When you travel to a new city, you are going to end up taking a whole bunch of photos. Looking at someone else’s holiday photos used to be considered to be a chore, but now you just end up posting them on social media – maybe even to make your friends and family jealous at the amazing time you’re having.
You will probably gravitate towards whatever panoramic photo opportunities are on offer, so you’ll head up whatever hills are on offer.
Of course you want to take an awesome selfie with the city laid out behind you, so there might be a few awkward snaps with you holding your phone or camera at arm’s length… or perhaps you’ll use the dreaded, often-mocked selfie stick. There are some elevated spots that allow you to take some sensational panoramic photos of Havana, which are sure to inspire jealousy in your friends and family (even though this was not your intention).
So when you want to get the best views of the Cuban capital, where do you need to go?
1. Christ of Havana (Cristo de La Habana)
Many countries in Latin America have strong roots in the Roman Catholic faith, although of course this faith was imported as the various nations were colonised by European settlers. This is why a large statue of Jesus Christ is a common sight in many Latin American countries, most notably in Rio de Janeiro. Havana has its own version of this sculpture, although their Jesus is far less imposing.
Standing some 51 metres (167 ft) above sea level, Christ of Havana offers some unforgettable views of the city. It’s located in the suburb of Casablanca, and is easy enough to spot. There’s not a lot of climbing involved to get the best views, and yet you should remember to bring bottled water if you visit the sculpture on a particularly hot day.
2. Morro Castle (Castillo de los Tres Reyes Magos del Morro)
Not so far from Christ of Havana is Morro Castle. While it’s not exactly an elevated point, you will experience some astounding views of the city when you look back across the harbour. Originally designed to protect the city from water-based hostile forces, Morro Castle dates all the way back to 1589.
You will need to pay an entry fee to actually enter the building (which is home to a museum), and it can be worth it so that you can climb the battlements for the best possible view of Havana.
It can also be fun to look out across the ocean and imagine what it must have been like to see an armada of enemy ships slowly making their way towards you on one of the many occasions when Havana was attacked.
Nowadays you will just see ocean liners and fishing boats, which are not quite as exciting as pirate ships.
3. (Monumento a José Martí)
Internationally, Che Guevara is perhaps one of the best known historical figures associated with Cuba (even though he was born in Argentina). Once you’re actually in Cuba you will find that José Martí gives Che Guevara a run for his money.
There are monuments to the man everywhere (you will probably arrive at José Martí International Airport), and the writer was a key figure in Cuba’s struggle for independence from Spain in the 1800s. He was actually killed in battle against the Spanish back in 1895. The main memorial to José Martí features a 109 metre high tower (358 ft) which is the highest point in all of Havana.
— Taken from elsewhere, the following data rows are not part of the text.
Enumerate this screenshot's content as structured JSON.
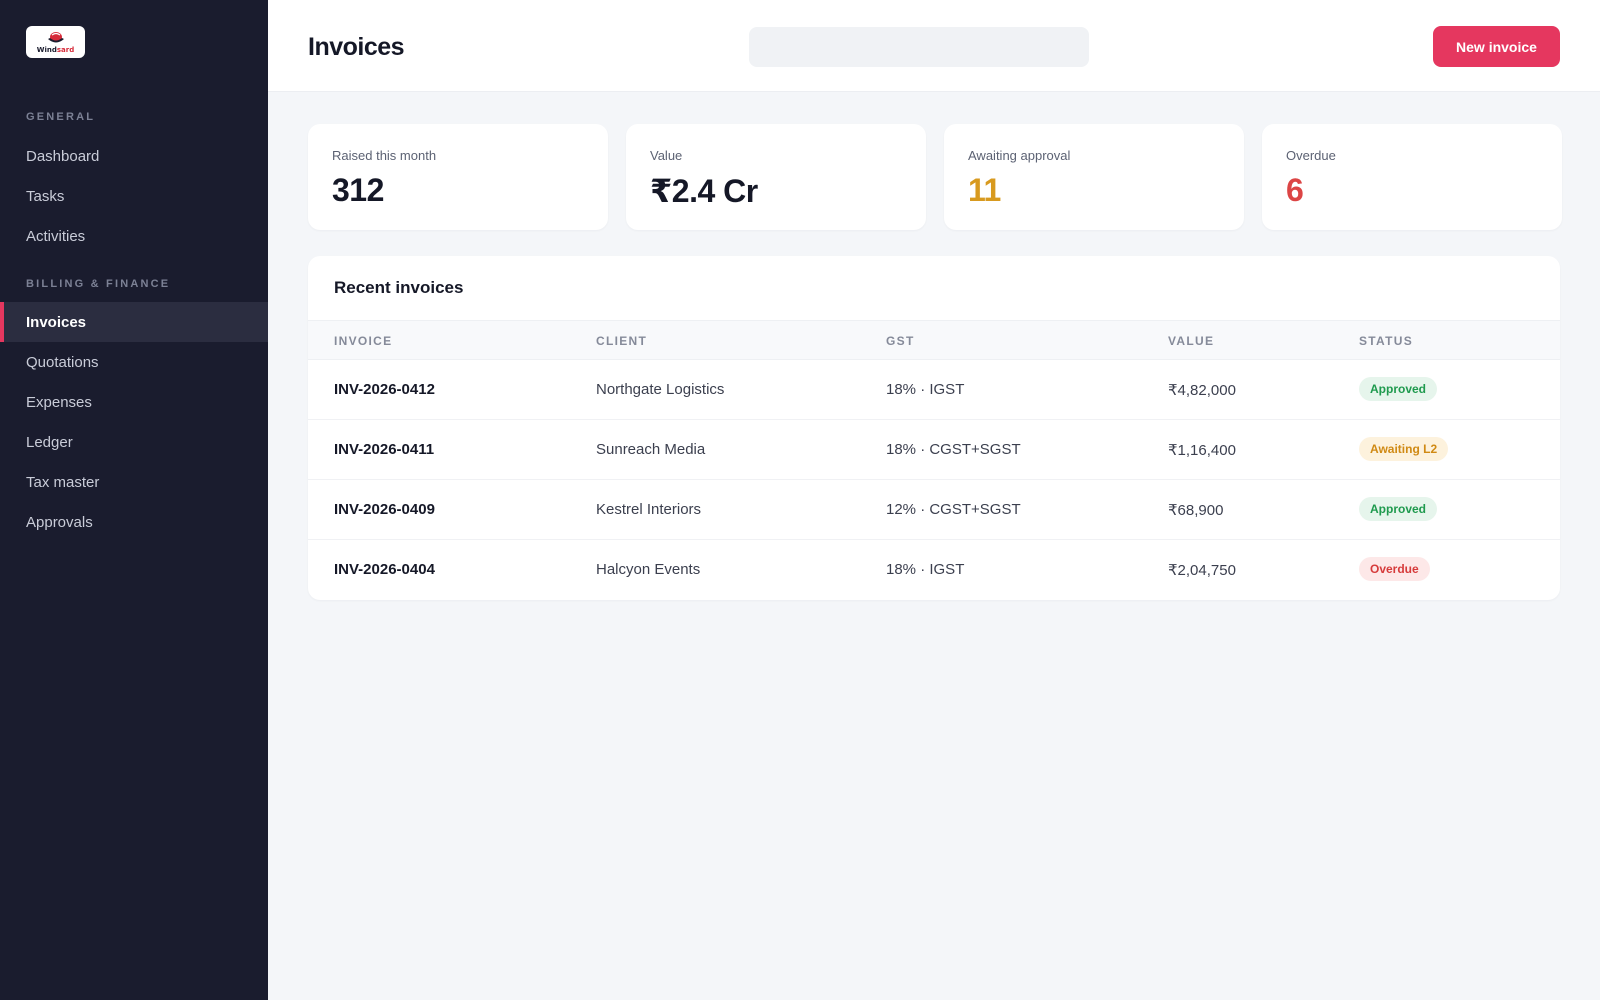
{
  "brand": {
    "logo_text_a": "Wind",
    "logo_text_b": "sard"
  },
  "sidebar": {
    "sections": [
      {
        "label": "GENERAL",
        "items": [
          "Dashboard",
          "Tasks",
          "Activities"
        ]
      },
      {
        "label": "BILLING & FINANCE",
        "items": [
          "Invoices",
          "Quotations",
          "Expenses",
          "Ledger",
          "Tax master",
          "Approvals"
        ]
      }
    ],
    "active_item": "Invoices"
  },
  "header": {
    "title": "Invoices",
    "search_placeholder": "",
    "new_button_label": "New invoice"
  },
  "stats": [
    {
      "label": "Raised this month",
      "value": "312",
      "color": "#151827"
    },
    {
      "label": "Value",
      "value": "₹2.4 Cr",
      "color": "#151827"
    },
    {
      "label": "Awaiting approval",
      "value": "11",
      "color": "#d89a1f"
    },
    {
      "label": "Overdue",
      "value": "6",
      "color": "#dc4545"
    }
  ],
  "table": {
    "title": "Recent invoices",
    "columns": [
      "INVOICE",
      "CLIENT",
      "GST",
      "VALUE",
      "STATUS"
    ],
    "rows": [
      {
        "invoice": "INV-2026-0412",
        "client": "Northgate Logistics",
        "gst": "18% · IGST",
        "value": "₹4,82,000",
        "status": "Approved",
        "status_kind": "approved"
      },
      {
        "invoice": "INV-2026-0411",
        "client": "Sunreach Media",
        "gst": "18% · CGST+SGST",
        "value": "₹1,16,400",
        "status": "Awaiting L2",
        "status_kind": "awaiting"
      },
      {
        "invoice": "INV-2026-0409",
        "client": "Kestrel Interiors",
        "gst": "12% · CGST+SGST",
        "value": "₹68,900",
        "status": "Approved",
        "status_kind": "approved"
      },
      {
        "invoice": "INV-2026-0404",
        "client": "Halcyon Events",
        "gst": "18% · IGST",
        "value": "₹2,04,750",
        "status": "Overdue",
        "status_kind": "overdue"
      }
    ]
  },
  "colors": {
    "accent": "#e5375f",
    "sidebar_bg": "#1a1c2e",
    "approved_bg": "#e6f5ec",
    "approved_fg": "#1f9a4e",
    "awaiting_bg": "#fdf2dd",
    "awaiting_fg": "#d08a14",
    "overdue_bg": "#fde8e8",
    "overdue_fg": "#d63b3b"
  }
}
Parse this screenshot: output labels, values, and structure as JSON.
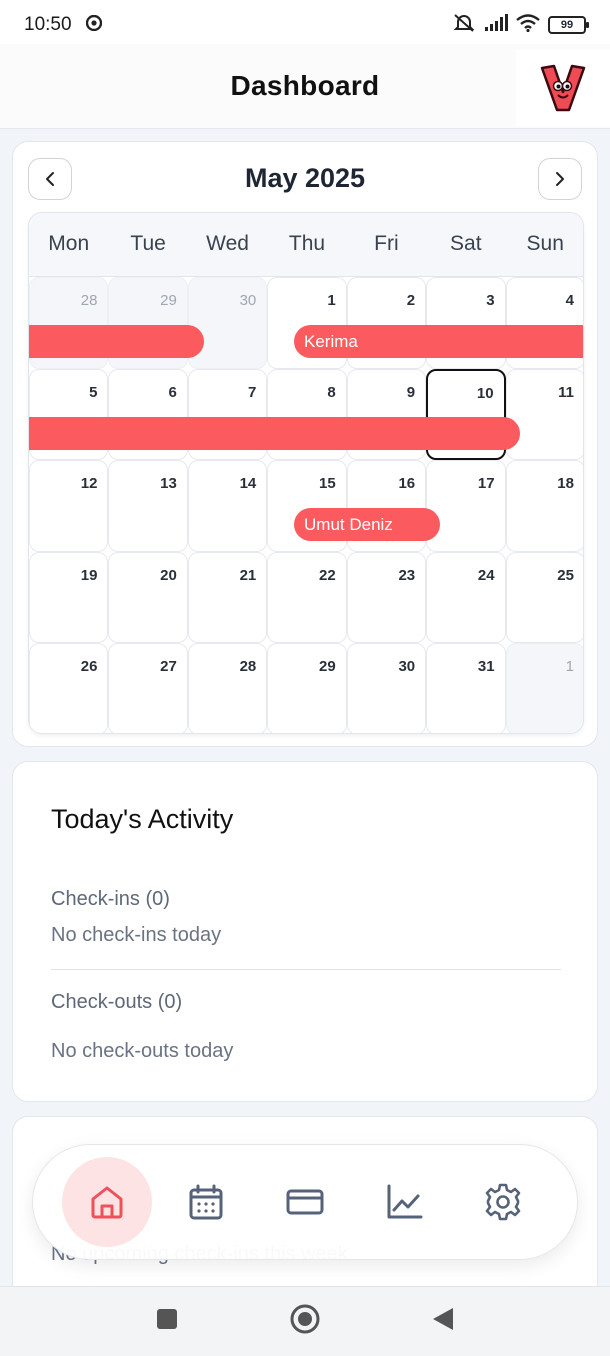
{
  "status_bar": {
    "time": "10:50",
    "battery": "99"
  },
  "header": {
    "title": "Dashboard"
  },
  "calendar": {
    "month_title": "May 2025",
    "weekdays": [
      "Mon",
      "Tue",
      "Wed",
      "Thu",
      "Fri",
      "Sat",
      "Sun"
    ],
    "weeks": [
      [
        "28",
        "29",
        "30",
        "1",
        "2",
        "3",
        "4"
      ],
      [
        "5",
        "6",
        "7",
        "8",
        "9",
        "10",
        "11"
      ],
      [
        "12",
        "13",
        "14",
        "15",
        "16",
        "17",
        "18"
      ],
      [
        "19",
        "20",
        "21",
        "22",
        "23",
        "24",
        "25"
      ],
      [
        "26",
        "27",
        "28",
        "29",
        "30",
        "31",
        "1"
      ]
    ],
    "today": "10",
    "events": [
      {
        "label": ""
      },
      {
        "label": "Kerima"
      },
      {
        "label": ""
      },
      {
        "label": "Umut Deniz"
      }
    ],
    "event_color": "#fb5a5f"
  },
  "activity": {
    "title": "Today's Activity",
    "checkins_label": "Check-ins (0)",
    "checkins_empty": "No check-ins today",
    "checkouts_label": "Check-outs (0)",
    "checkouts_empty": "No check-outs today"
  },
  "upcoming": {
    "empty": "No upcoming check-ins this week"
  },
  "bottom_nav": [
    {
      "name": "home",
      "icon": "home-icon",
      "active": true
    },
    {
      "name": "calendar",
      "icon": "calendar-icon",
      "active": false
    },
    {
      "name": "payments",
      "icon": "credit-card-icon",
      "active": false
    },
    {
      "name": "analytics",
      "icon": "chart-line-icon",
      "active": false
    },
    {
      "name": "settings",
      "icon": "gear-icon",
      "active": false
    }
  ],
  "colors": {
    "accent": "#f0505a",
    "active_bg": "#fde3e3",
    "icon_gray": "#56627a"
  }
}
You can pay an entry fee to climb to the top of the tower, which is a unique star shape.
Even if you don’t know or care about the life of José Martí, the views of the city from the top of his tower are unrivalled.
4. National Hotel (Hotel Nacional de Cuba)
Just looking at the fabulously ornate building that is the Hotel Nacional de Cuba, you can probably imagine the views from its upper floors. And hey, if you have the money, you could wake up to that view each day while in the Cuban capital. But if your budget doesn’t quite allow you stay in the most lavish hotel in the whole country, you can still wander its gardens and enjoy the view. It stands atop Taganana Hill, which is not particularly high and yet the views are still really quite remarkable.
You can see Havana, the harbour, and the lively seafront esplanade known as the Malecón. While you might not be a guest of the hotel, you might want to pop inside to enjoy a cocktail or two at the bar after you’ve taken in the views of the city.
5. University of Havana (Universidad de La Habana)
The education system in Cuba is impressively effective, and the country has a literacy rate of 99.8%. If you want a great view of the capital, it’s time to go back to school (or at least to university). The University of Havana was founded as a religious teaching institution in 1728, but is nowadays a multi-discipline university with 16 different faculties.
It’s located on a low-rise hill in the Vedado neighbourhood, and you can easily wander around the beautiful buildings with the actual students as you enjoy the views of the city. Afterwards you can descend the hill into Vedado itself, which is home to some of the best nightlife in the city, where all the trendy young things come to party.
Even if you think that your days of being a trendy young thing are behind you, you are sure to find something for you in Vedado.